[Stored data]
Content starts

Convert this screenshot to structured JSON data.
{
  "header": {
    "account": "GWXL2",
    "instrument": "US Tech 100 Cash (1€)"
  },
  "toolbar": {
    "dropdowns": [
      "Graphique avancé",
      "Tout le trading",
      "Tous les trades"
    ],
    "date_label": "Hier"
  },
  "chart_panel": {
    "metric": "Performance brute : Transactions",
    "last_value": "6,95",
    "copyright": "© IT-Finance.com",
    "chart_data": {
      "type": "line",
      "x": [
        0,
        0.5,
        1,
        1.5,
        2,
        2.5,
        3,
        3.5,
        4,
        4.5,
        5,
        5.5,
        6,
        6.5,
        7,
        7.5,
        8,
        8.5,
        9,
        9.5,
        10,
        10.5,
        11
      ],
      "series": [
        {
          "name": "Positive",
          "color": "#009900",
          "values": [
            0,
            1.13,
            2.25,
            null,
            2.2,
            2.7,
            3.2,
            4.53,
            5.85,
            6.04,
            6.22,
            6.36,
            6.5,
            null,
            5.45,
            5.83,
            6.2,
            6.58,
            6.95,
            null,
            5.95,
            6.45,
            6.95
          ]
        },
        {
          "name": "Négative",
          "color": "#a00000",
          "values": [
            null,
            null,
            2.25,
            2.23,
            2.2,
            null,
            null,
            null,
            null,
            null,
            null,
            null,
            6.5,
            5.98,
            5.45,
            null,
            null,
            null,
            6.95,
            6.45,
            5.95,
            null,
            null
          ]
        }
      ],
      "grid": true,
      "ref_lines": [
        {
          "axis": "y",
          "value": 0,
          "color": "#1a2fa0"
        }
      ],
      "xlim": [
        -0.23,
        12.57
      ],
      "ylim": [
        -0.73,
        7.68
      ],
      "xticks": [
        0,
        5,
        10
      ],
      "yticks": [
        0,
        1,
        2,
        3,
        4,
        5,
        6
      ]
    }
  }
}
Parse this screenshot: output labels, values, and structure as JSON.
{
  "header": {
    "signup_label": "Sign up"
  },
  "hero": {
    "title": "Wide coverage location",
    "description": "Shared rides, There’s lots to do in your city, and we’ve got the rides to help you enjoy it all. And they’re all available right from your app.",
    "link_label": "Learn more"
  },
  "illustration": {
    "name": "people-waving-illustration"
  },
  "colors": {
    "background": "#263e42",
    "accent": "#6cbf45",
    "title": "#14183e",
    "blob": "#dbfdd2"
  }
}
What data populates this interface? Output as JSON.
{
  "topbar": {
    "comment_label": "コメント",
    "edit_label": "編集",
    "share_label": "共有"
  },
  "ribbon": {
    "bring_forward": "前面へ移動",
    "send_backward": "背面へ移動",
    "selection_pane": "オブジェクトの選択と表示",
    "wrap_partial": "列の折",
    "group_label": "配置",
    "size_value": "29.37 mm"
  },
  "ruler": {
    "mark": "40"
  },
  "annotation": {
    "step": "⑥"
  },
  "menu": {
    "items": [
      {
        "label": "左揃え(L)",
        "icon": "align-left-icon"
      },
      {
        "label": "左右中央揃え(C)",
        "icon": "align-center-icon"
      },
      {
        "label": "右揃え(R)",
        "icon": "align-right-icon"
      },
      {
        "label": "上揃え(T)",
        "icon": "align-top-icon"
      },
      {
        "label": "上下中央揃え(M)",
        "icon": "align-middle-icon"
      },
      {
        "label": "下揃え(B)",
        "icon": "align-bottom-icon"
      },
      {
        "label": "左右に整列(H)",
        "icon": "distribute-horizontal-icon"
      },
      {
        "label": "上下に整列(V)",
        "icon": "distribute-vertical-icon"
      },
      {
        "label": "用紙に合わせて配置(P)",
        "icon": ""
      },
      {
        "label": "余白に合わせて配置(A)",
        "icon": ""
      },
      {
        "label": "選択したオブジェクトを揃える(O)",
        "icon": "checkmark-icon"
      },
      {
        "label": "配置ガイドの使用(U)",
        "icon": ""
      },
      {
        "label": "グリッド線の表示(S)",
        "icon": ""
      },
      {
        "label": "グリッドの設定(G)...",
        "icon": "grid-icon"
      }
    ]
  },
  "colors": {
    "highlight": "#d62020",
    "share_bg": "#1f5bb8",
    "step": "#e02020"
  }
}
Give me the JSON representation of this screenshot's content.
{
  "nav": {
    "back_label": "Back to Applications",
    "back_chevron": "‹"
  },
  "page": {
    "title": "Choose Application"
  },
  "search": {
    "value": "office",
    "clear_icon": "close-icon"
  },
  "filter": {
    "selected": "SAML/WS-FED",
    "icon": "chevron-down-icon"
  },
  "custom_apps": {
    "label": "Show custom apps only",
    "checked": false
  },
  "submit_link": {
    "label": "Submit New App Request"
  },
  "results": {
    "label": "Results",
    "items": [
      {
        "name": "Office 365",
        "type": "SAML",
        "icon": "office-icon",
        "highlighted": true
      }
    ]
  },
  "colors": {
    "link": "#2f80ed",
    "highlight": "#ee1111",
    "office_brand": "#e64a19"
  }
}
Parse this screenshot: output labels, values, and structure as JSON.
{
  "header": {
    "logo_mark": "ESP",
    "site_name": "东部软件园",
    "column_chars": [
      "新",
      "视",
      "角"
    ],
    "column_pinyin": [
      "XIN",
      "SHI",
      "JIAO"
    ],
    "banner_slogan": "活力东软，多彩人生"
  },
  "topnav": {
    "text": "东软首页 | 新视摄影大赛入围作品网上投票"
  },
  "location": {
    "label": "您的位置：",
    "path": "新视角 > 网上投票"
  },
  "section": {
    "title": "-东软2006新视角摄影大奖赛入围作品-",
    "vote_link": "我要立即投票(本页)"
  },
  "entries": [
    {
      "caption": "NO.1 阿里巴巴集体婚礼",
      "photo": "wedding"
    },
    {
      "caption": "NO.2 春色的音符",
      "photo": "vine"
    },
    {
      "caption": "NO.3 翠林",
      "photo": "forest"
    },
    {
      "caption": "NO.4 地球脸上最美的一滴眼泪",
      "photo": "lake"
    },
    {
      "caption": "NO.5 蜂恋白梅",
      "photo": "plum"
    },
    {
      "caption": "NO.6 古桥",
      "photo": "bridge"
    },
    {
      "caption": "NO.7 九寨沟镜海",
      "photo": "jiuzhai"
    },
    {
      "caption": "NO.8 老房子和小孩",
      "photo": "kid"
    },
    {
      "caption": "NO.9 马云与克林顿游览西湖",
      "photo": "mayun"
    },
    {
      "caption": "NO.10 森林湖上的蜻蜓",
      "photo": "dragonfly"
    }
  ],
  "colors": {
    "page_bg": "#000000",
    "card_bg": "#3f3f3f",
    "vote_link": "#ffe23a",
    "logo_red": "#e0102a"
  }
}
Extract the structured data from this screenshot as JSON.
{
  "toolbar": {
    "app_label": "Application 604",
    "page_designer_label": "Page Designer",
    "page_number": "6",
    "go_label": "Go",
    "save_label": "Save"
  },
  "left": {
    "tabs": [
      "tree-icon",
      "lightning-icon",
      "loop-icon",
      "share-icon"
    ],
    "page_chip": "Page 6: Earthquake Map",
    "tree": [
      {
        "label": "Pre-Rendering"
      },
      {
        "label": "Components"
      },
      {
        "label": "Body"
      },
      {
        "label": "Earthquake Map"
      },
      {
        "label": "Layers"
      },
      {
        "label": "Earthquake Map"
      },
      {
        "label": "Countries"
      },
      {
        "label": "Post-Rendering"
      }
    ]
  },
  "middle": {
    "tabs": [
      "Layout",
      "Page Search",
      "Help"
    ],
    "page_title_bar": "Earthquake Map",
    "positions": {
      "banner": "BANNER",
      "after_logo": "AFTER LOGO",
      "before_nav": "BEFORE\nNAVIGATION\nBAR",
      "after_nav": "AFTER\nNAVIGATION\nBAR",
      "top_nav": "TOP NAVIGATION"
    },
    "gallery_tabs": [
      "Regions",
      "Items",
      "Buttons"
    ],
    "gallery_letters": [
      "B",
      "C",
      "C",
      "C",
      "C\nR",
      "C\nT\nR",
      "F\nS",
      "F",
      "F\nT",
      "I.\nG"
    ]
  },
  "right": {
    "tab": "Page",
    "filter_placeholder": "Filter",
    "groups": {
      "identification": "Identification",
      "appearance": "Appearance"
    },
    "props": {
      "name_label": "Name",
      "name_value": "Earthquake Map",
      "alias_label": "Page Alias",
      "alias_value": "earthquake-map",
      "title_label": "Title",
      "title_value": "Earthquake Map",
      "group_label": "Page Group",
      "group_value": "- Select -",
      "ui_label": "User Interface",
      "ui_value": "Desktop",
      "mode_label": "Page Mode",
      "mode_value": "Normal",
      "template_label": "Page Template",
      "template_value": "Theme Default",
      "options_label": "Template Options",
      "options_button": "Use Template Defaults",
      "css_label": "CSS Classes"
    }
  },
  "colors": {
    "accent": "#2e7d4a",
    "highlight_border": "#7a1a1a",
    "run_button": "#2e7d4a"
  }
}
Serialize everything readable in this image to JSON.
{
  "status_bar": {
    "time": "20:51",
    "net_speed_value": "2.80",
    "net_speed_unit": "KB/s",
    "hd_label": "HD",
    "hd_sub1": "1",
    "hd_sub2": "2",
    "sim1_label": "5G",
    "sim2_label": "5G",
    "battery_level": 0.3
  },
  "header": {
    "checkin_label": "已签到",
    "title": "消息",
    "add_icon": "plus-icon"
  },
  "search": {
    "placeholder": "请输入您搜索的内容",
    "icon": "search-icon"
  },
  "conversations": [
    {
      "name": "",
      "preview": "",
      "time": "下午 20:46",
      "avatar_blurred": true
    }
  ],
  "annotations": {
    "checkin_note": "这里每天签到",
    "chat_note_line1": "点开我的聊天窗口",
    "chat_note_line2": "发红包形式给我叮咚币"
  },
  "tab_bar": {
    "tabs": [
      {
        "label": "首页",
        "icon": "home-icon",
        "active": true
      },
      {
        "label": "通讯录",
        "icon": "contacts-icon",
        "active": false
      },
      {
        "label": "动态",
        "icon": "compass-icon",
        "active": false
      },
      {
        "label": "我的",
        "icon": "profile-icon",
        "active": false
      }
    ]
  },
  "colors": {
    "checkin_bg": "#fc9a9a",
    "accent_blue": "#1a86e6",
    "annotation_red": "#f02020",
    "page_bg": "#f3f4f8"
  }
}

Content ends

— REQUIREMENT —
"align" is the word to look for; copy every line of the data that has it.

— RESPONSE TO THIS TASK —
        "icon": "align-left-icon"
        "icon": "align-center-icon"
        "icon": "align-right-icon"
        "icon": "align-top-icon"
        "icon": "align-middle-icon"
        "icon": "align-bottom-icon"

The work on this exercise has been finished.